If you follow Jason NT7S’ blog, you’ll be well aware that he has been developing a QRP CW transceiver with low receive current drain that looks like it would make a good trail-friendly radio. He has just publicly announced that his open-source amateur radio company will be called etherkit:
Sorry for lifting your logo Jason. I know that strictly speaking it’s a breach of copyright, but I’ve linked it to your new site, so hopefully it qualifies as “fair use”!
The first kit offered will be the CC-40, and lifted from this blog post on Jason’s site, here are initial specs. They may have changed somewhat since he posted these, but it gives you an idea of what will be on offer:
- RX current draw is now around 30 mA, but I’d like to squeeze it down further if I can
- TX is Class E, so TX current draw should be pretty good as well
- Nominal TX output power is 2 W
- MDS should be around -130 dBm (500 Hz BW)
- VFO tuning range approximately 40-50 kHz
- VFO stability is very good (~2 MHz VFO frequency)
- ATmega88 microcontroller for built-in keyer, mute, frequency counter, battery status, etc.

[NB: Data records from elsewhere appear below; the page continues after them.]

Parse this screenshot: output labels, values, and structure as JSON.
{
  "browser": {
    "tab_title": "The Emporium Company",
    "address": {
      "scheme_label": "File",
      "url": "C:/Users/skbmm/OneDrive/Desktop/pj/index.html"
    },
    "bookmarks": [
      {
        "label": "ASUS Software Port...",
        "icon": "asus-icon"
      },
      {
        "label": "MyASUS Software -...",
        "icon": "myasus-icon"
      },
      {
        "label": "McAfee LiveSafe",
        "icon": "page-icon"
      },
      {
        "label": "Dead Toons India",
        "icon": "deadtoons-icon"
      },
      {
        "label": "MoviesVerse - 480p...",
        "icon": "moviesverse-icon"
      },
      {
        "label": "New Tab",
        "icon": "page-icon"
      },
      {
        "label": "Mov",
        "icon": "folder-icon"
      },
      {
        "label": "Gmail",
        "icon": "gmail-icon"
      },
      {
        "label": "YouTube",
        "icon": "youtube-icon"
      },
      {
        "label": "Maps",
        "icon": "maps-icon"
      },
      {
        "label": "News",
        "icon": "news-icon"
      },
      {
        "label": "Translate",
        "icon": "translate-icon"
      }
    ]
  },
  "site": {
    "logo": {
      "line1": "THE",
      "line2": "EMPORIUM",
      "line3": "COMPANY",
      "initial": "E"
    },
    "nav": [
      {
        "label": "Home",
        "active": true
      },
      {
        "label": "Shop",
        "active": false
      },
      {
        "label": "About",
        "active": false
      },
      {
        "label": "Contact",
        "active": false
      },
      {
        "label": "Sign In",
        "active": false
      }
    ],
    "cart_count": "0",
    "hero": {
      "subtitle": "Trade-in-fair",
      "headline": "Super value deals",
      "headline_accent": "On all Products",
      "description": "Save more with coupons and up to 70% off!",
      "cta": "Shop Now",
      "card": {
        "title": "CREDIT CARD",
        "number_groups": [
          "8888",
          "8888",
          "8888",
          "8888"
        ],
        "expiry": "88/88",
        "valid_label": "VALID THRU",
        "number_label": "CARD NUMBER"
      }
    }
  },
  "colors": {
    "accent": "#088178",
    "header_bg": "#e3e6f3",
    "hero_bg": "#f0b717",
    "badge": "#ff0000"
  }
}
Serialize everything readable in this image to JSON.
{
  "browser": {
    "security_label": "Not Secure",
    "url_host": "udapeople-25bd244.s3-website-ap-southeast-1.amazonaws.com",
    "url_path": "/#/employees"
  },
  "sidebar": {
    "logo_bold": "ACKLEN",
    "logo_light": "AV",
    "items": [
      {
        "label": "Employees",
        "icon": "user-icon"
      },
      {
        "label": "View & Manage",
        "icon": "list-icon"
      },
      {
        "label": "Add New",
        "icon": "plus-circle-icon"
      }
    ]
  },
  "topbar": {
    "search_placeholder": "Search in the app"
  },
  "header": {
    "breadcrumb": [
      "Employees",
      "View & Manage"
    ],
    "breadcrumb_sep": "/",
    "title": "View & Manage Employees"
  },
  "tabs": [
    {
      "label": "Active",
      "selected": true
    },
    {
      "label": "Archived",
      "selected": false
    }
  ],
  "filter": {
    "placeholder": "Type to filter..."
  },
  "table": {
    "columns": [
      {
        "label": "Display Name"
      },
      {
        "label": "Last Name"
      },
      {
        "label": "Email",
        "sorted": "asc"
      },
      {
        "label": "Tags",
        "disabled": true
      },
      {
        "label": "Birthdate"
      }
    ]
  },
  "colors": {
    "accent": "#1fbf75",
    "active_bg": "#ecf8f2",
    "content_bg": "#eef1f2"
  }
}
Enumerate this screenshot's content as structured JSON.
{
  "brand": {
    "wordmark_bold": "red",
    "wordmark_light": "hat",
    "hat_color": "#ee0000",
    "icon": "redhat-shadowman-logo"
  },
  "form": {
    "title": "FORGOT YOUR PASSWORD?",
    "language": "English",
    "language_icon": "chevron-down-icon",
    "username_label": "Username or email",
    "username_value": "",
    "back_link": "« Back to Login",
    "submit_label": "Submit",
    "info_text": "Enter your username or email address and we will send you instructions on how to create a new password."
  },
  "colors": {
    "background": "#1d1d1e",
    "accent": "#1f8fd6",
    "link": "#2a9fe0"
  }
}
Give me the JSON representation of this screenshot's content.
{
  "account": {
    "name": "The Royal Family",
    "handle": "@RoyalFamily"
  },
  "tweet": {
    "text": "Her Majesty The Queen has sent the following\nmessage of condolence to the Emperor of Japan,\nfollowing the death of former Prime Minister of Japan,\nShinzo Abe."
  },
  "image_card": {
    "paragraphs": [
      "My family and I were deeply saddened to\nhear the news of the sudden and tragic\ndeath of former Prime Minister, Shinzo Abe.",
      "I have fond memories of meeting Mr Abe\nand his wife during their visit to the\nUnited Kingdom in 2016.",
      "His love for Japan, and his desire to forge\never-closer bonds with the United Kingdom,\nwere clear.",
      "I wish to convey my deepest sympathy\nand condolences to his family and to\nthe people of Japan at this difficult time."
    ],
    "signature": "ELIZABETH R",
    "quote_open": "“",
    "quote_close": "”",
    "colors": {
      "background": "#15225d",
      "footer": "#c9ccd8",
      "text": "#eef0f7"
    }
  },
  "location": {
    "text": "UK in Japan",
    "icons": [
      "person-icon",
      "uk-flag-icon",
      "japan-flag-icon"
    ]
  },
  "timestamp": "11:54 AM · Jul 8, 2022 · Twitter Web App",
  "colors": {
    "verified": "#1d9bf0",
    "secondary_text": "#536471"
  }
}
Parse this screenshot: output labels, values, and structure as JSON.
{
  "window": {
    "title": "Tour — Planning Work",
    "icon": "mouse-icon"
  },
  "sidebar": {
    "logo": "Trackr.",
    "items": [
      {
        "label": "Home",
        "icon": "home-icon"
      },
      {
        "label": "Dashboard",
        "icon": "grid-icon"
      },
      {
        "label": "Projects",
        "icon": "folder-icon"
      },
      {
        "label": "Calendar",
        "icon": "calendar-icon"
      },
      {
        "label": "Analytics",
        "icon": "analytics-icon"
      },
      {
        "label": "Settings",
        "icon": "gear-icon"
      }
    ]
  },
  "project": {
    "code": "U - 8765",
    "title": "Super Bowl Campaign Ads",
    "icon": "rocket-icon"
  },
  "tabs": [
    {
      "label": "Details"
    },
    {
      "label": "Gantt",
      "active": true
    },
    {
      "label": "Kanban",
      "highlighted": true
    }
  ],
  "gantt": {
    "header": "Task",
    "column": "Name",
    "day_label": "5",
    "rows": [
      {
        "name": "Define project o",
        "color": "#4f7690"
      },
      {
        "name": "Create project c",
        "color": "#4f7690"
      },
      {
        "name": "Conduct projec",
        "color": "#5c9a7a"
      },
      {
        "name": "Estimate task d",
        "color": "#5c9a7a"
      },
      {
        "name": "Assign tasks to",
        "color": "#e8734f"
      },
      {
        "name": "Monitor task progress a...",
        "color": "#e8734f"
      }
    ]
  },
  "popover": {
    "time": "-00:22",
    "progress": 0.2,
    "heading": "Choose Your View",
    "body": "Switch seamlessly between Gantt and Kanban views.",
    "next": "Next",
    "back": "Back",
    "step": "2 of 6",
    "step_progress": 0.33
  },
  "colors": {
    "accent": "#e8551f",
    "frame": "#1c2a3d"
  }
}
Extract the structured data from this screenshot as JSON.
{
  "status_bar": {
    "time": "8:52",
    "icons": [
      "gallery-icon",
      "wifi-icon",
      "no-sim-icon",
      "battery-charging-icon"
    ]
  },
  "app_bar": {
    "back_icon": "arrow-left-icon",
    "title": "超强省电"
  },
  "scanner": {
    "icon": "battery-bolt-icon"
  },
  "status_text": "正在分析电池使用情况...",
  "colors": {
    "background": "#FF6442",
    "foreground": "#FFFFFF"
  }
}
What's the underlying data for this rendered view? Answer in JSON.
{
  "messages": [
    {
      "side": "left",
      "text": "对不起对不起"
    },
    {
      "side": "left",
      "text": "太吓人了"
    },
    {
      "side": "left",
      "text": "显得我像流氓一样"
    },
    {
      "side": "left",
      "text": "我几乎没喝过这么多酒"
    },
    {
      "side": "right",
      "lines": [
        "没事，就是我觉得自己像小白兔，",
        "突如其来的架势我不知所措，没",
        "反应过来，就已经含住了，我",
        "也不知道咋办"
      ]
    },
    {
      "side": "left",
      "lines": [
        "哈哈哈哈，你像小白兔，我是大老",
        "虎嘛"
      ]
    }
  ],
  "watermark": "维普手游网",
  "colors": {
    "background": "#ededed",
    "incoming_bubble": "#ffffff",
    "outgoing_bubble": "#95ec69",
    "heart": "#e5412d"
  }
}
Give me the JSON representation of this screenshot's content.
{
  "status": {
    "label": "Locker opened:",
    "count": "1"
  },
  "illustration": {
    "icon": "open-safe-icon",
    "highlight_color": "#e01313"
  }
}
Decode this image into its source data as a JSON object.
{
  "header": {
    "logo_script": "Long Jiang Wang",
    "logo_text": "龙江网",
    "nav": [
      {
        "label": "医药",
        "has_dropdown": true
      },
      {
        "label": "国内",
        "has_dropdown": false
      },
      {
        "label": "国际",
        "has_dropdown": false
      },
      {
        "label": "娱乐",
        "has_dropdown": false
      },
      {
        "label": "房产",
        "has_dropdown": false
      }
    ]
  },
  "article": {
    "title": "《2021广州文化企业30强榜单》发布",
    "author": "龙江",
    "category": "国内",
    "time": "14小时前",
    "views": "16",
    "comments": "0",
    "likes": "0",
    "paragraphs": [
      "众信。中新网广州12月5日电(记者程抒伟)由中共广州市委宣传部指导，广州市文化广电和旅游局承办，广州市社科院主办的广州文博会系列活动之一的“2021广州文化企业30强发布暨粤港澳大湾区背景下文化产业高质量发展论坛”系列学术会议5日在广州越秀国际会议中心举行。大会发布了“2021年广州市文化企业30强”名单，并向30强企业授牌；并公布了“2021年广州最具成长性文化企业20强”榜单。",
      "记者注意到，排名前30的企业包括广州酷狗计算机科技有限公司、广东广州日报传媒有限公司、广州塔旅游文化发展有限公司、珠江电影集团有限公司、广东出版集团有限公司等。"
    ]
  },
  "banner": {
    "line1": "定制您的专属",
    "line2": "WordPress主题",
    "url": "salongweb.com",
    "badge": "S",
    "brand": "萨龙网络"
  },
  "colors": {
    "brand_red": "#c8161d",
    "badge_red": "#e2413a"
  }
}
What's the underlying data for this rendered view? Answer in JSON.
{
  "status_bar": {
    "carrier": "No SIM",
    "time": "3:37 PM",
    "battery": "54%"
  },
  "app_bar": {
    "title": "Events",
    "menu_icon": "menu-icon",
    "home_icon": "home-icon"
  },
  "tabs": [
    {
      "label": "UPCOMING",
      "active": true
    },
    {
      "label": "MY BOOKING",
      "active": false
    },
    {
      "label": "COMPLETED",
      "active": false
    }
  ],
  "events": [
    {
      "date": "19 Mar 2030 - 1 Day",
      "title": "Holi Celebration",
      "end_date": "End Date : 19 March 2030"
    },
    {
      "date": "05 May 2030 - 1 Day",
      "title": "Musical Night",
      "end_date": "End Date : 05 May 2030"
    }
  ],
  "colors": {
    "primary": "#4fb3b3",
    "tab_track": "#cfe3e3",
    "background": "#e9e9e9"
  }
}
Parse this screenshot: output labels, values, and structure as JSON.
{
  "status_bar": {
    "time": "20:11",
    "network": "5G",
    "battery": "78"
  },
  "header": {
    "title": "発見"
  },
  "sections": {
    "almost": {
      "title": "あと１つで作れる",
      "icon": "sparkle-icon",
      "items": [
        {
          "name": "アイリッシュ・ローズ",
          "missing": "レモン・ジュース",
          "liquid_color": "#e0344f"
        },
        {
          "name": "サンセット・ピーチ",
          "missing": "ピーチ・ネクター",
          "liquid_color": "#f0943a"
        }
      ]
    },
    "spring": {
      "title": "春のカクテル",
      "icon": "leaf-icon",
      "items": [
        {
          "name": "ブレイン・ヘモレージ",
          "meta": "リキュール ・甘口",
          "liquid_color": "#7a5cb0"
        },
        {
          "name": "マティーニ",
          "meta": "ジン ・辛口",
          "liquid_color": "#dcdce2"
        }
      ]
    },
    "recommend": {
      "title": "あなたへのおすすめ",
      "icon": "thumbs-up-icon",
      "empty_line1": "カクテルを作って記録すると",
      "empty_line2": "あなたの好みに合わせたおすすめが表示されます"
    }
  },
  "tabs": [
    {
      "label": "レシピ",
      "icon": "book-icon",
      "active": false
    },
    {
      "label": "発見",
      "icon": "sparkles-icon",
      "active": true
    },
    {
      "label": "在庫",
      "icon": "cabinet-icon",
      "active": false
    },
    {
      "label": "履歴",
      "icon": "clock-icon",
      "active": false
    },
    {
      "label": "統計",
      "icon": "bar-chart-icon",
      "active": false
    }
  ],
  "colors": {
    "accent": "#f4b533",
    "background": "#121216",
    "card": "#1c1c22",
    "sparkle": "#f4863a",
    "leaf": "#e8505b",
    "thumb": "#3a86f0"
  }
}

- Other planned bands are 80 m, 30 m, and 20 m. Would like to tweak design for upper bands as well for a future date
You can glean some more info from the various posts on Jason’s blog here.
I think the part that interests me is the low current draw on receive. I already have visions of running my own 40m station with a CC-40 powered entirely by a small solar panel.
Fingers crossed that the beta testing goes well and we’ll be able to buy the CC-40 soon!
3 thoughts on “Etherkit – A New Kit Company”
Thanks for the plug, Dave! I have no problem at all with fair use of the company assets. Specs haven’t changed too much at this point, although the microcontroller has be upgraded to an ATmega168. Costs just a few cents more for twice the flash prog mem. Right now the firmware takes less than 20% of the flash, so there will be plenty of room for others to experiment.
Beta testing will be going soon, so keep your eyes on the website in the next few months for kit availability!
I forgot to mention one other thing which you might like. I put the PWM-generated sinewave sidetone back in. The microcontroller is now running at 16 MHz, which consumes a lot of current, but I put the uC in sleep mode after every 1 ms interrupt handler loop, so the average current consumption is much better than running it full-bore all of the time. The sine wave is a lot more pleasing than the square wave. 🙂
Jason – I cannot tell you how happy that makes me. The quality of the side-tone makes a big difference to my operating satisfaction, and that in turn influences how much I operate using a particular radio.